The developing bones in youngsters are at risk of injury if an excessive amount of stress gets put on the bone too soon and the bones are usually not provided time to adjust to those stresses. Normally in the ends of each bone are cartilage growth areas in which growth occurs at. It's this softer cartilage material zones that is susceptible to damage. Conditions with these growth areas are more frequent in children which are more active or have a higher body weight. All of these problems improve on there own when growth in the bone tissue is completed and the cartilage material growth plate area merges with the rest of the bone tissue.

Osgood-Schlatter Disease:

This is the growth injury in front and top of the shin bone just beneath the patella. It takes place in the location where the tendon from the knee cap inserts into the shin bone. The attachment of the tendon can become inflamed, painful along with a smaller hard lump can appear. This is commonly quite painful on physical activity and especially when ascending stairs. The treatment of Osgood-Schlatter Disease is generally using a decrease in exercise to within pain degrees as well as the use of ice following physical activity to assist with the discomfort. Stretches and also strengthening exercises are frequently done.

Severs Disease:

This is a problem to the growth plate region at the rear of the calcaneus bone which is more appropriately called calcaneal apophysitis. The symptoms of Severs is discomfort at the back and edges of the heel bone, specifically if you squeeze the heel bone from the sides. It is usually far more uncomfortable following physical activity. The most effective way to manage Severs disease is always to reduce physical activity levels to tolerable levels, use ice following physical activity.

Kohlers Disease:

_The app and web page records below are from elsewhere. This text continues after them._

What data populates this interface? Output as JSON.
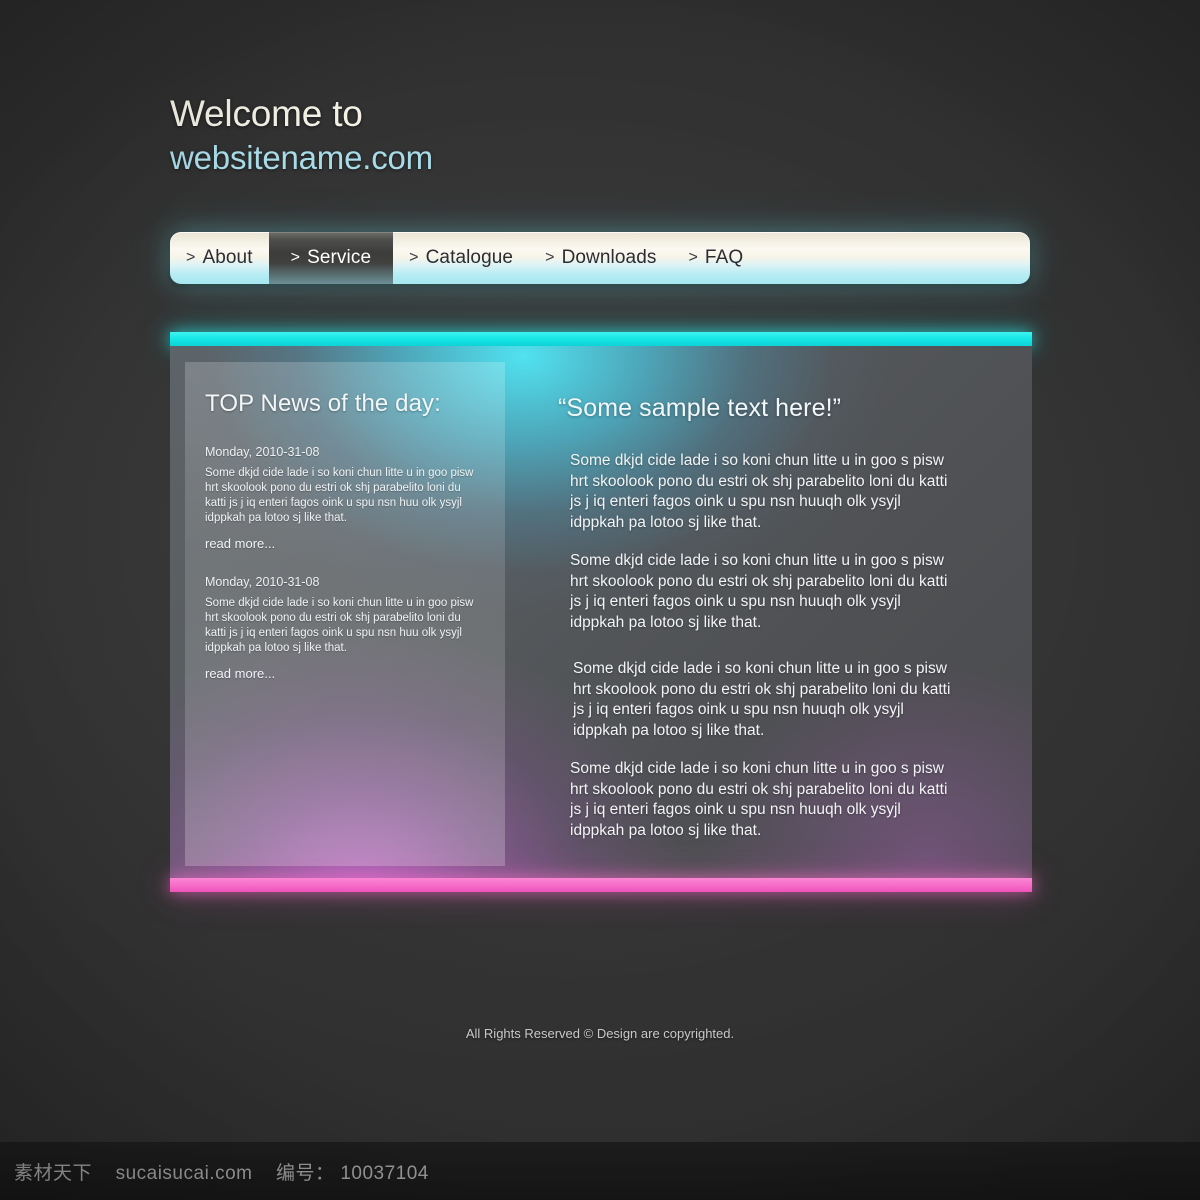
{
  "header": {
    "welcome": "Welcome to",
    "site": "websitename.com"
  },
  "nav": {
    "chevron_icon": "chevron-right",
    "items": [
      {
        "label": "About",
        "active": false
      },
      {
        "label": "Service",
        "active": true
      },
      {
        "label": "Catalogue",
        "active": false
      },
      {
        "label": "Downloads",
        "active": false
      },
      {
        "label": "FAQ",
        "active": false
      }
    ]
  },
  "panel": {
    "top_bar_color": "#15e6e6",
    "bottom_bar_color": "#f76ec8",
    "news": {
      "title": "TOP News of the day:",
      "read_more": "read more...",
      "items": [
        {
          "date": "Monday, 2010-31-08",
          "text": "Some dkjd  cide lade i so koni chun litte u in goo pisw hrt skoolook pono du estri ok shj parabelito loni du katti js j iq enteri fagos oink u spu nsn huu olk ysyjl idppkah pa lotoo sj like that.",
          "read_more": "read more..."
        },
        {
          "date": "Monday, 2010-31-08",
          "text": "Some dkjd  cide lade i so koni chun litte u in goo pisw hrt skoolook pono du estri ok shj parabelito loni du katti js j iq enteri fagos oink u spu nsn huu olk ysyjl idppkah pa lotoo sj like that.",
          "read_more": "read more..."
        }
      ]
    },
    "content": {
      "title": "“Some sample text here!”",
      "paragraphs": [
        "Some dkjd  cide lade i so koni chun litte u in goo s pisw hrt skoolook pono du estri ok shj parabelito loni du katti js j iq enteri fagos oink u spu nsn huuqh olk ysyjl idppkah pa lotoo sj like that.",
        "Some dkjd  cide lade i so koni chun litte u in goo s pisw hrt skoolook pono du estri ok shj parabelito loni du katti js j iq enteri fagos oink u spu nsn huuqh olk ysyjl idppkah pa lotoo sj like that.",
        "Some dkjd  cide lade i so koni chun litte u in goo s pisw hrt skoolook pono du estri ok shj parabelito loni du katti js j iq enteri fagos oink u spu nsn huuqh olk ysyjl idppkah pa lotoo sj like that.",
        "Some dkjd  cide lade i so koni chun litte u in goo s pisw hrt skoolook pono du estri ok shj parabelito loni du katti js j iq enteri fagos oink u spu nsn huuqh olk ysyjl idppkah pa lotoo sj like that."
      ]
    }
  },
  "footer": {
    "text": "All Rights Reserved ©  Design are copyrighted."
  },
  "watermark": {
    "brand_cn": "素材天下",
    "domain": "sucaisucai.com",
    "id_label": "编号：",
    "id_value": "10037104"
  }
}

This is a condition of the developing navicular bone in the foot with the pain being usually experienced at the top of the foot, just in front of the ankle joint. This usually impacts younger children. A characteristic signal of Kohler’s Disease is the fact that on x-ray the navicular bone is quite slender. This is nastier than the other types of growth problems and might have permanent implications, so these are generally put in a walking cast to immobilize the injured bone.